Your instructions:
Copy out all of the data exactly as it appears.

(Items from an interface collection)
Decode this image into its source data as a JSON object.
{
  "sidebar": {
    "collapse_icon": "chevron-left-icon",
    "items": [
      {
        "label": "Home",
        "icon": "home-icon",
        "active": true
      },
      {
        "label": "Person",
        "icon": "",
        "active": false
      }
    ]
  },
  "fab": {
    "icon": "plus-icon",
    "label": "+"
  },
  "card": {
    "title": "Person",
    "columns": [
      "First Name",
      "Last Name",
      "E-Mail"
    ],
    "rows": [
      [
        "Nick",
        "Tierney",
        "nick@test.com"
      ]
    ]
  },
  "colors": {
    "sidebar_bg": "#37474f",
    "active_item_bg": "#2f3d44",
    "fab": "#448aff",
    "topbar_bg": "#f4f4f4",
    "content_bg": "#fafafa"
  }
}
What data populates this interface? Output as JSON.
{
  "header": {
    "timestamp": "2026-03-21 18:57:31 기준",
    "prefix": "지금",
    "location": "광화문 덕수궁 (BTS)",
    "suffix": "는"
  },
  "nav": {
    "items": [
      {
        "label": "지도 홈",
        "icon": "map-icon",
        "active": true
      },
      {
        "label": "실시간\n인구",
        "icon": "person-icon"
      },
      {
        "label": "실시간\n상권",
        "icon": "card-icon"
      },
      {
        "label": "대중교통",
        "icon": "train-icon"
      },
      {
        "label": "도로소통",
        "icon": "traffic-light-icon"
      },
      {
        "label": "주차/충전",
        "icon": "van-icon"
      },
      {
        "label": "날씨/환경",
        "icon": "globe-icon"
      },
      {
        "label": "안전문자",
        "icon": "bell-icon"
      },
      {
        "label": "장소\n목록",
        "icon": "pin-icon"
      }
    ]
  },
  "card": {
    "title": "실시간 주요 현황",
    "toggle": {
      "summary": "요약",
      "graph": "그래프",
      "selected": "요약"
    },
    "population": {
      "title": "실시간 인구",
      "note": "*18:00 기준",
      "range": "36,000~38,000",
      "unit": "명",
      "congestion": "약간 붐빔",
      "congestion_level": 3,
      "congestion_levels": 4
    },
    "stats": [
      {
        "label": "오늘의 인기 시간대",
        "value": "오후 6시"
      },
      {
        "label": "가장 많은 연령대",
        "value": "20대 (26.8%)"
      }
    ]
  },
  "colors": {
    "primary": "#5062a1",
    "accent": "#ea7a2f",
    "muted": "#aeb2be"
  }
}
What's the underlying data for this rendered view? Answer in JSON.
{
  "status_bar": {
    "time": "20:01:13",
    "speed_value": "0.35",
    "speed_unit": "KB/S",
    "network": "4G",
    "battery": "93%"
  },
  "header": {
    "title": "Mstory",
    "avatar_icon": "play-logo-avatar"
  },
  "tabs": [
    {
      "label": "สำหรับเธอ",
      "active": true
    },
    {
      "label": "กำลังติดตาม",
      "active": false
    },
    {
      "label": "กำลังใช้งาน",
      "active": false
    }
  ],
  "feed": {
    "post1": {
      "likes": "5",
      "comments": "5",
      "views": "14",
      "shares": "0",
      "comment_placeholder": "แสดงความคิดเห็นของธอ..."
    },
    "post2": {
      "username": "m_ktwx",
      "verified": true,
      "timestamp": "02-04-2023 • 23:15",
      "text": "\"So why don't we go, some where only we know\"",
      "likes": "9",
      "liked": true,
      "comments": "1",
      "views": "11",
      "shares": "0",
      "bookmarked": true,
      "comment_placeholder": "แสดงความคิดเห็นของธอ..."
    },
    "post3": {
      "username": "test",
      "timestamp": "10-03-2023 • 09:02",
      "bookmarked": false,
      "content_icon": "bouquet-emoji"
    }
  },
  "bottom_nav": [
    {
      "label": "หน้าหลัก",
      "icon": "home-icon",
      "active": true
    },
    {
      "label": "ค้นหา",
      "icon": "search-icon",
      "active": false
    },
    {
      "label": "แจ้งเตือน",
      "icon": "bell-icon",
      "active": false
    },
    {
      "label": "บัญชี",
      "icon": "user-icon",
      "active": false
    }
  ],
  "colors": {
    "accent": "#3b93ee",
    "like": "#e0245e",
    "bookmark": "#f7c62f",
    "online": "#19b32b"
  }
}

Your solution:
Decode this image into its source data as a JSON object.
{
  "sidebar": {
    "collapse_icon": "chevron-left-icon",
    "items": [
      {
        "label": "Home",
        "icon": "home-icon",
        "active": true
      },
      {
        "label": "Person",
        "icon": "",
        "active": false
      }
    ]
  },
  "fab": {
    "icon": "plus-icon",
    "label": "+"
  },
  "card": {
    "title": "Person",
    "columns": [
      "First Name",
      "Last Name",
      "E-Mail"
    ],
    "rows": [
      [
        "Nick",
        "Tierney",
        "nick@test.com"
      ]
    ]
  },
  "colors": {
    "sidebar_bg": "#37474f",
    "active_item_bg": "#2f3d44",
    "fab": "#448aff",
    "topbar_bg": "#f4f4f4",
    "content_bg": "#fafafa"
  }
}
What data populates this interface? Output as JSON.
{
  "header": {
    "timestamp": "2026-03-21 18:57:31 기준",
    "prefix": "지금",
    "location": "광화문 덕수궁 (BTS)",
    "suffix": "는"
  },
  "nav": {
    "items": [
      {
        "label": "지도 홈",
        "icon": "map-icon",
        "active": true
      },
      {
        "label": "실시간\n인구",
        "icon": "person-icon"
      },
      {
        "label": "실시간\n상권",
        "icon": "card-icon"
      },
      {
        "label": "대중교통",
        "icon": "train-icon"
      },
      {
        "label": "도로소통",
        "icon": "traffic-light-icon"
      },
      {
        "label": "주차/충전",
        "icon": "van-icon"
      },
      {
        "label": "날씨/환경",
        "icon": "globe-icon"
      },
      {
        "label": "안전문자",
        "icon": "bell-icon"
      },
      {
        "label": "장소\n목록",
        "icon": "pin-icon"
      }
    ]
  },
  "card": {
    "title": "실시간 주요 현황",
    "toggle": {
      "summary": "요약",
      "graph": "그래프",
      "selected": "요약"
    },
    "population": {
      "title": "실시간 인구",
      "note": "*18:00 기준",
      "range": "36,000~38,000",
      "unit": "명",
      "congestion": "약간 붐빔",
      "congestion_level": 3,
      "congestion_levels": 4
    },
    "stats": [
      {
        "label": "오늘의 인기 시간대",
        "value": "오후 6시"
      },
      {
        "label": "가장 많은 연령대",
        "value": "20대 (26.8%)"
      }
    ]
  },
  "colors": {
    "primary": "#5062a1",
    "accent": "#ea7a2f",
    "muted": "#aeb2be"
  }
}
What's the underlying data for this rendered view? Answer in JSON.
{
  "status_bar": {
    "time": "20:01:13",
    "speed_value": "0.35",
    "speed_unit": "KB/S",
    "network": "4G",
    "battery": "93%"
  },
  "header": {
    "title": "Mstory",
    "avatar_icon": "play-logo-avatar"
  },
  "tabs": [
    {
      "label": "สำหรับเธอ",
      "active": true
    },
    {
      "label": "กำลังติดตาม",
      "active": false
    },
    {
      "label": "กำลังใช้งาน",
      "active": false
    }
  ],
  "feed": {
    "post1": {
      "likes": "5",
      "comments": "5",
      "views": "14",
      "shares": "0",
      "comment_placeholder": "แสดงความคิดเห็นของธอ..."
    },
    "post2": {
      "username": "m_ktwx",
      "verified": true,
      "timestamp": "02-04-2023 • 23:15",
      "text": "\"So why don't we go, some where only we know\"",
      "likes": "9",
      "liked": true,
      "comments": "1",
      "views": "11",
      "shares": "0",
      "bookmarked": true,
      "comment_placeholder": "แสดงความคิดเห็นของธอ..."
    },
    "post3": {
      "username": "test",
      "timestamp": "10-03-2023 • 09:02",
      "bookmarked": false,
      "content_icon": "bouquet-emoji"
    }
  },
  "bottom_nav": [
    {
      "label": "หน้าหลัก",
      "icon": "home-icon",
      "active": true
    },
    {
      "label": "ค้นหา",
      "icon": "search-icon",
      "active": false
    },
    {
      "label": "แจ้งเตือน",
      "icon": "bell-icon",
      "active": false
    },
    {
      "label": "บัญชี",
      "icon": "user-icon",
      "active": false
    }
  ],
  "colors": {
    "accent": "#3b93ee",
    "like": "#e0245e",
    "bookmark": "#f7c62f",
    "online": "#19b32b"
  }
}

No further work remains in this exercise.